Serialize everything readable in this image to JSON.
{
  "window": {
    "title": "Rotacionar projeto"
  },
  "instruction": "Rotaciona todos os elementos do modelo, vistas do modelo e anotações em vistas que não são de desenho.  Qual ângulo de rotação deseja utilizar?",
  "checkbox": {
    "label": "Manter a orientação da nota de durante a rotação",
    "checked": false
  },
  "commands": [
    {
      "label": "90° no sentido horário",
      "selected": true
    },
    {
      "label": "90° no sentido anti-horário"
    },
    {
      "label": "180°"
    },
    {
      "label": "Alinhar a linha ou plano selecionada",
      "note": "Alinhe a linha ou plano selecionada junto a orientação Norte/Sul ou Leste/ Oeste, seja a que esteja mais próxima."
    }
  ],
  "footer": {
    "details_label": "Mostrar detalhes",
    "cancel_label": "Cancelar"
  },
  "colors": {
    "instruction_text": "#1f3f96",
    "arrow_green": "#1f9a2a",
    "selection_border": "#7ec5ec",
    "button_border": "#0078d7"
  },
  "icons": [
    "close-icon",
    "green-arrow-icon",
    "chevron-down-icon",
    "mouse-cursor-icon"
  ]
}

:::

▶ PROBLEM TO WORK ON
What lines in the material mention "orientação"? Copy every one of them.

▶ EXERCISE OUTPUT
    "label": "Manter a orientação da nota de durante a rotação",
      "note": "Alinhe a linha ou plano selecionada junto a orientação Norte/Sul ou Leste/ Oeste, seja a que esteja mais próxima."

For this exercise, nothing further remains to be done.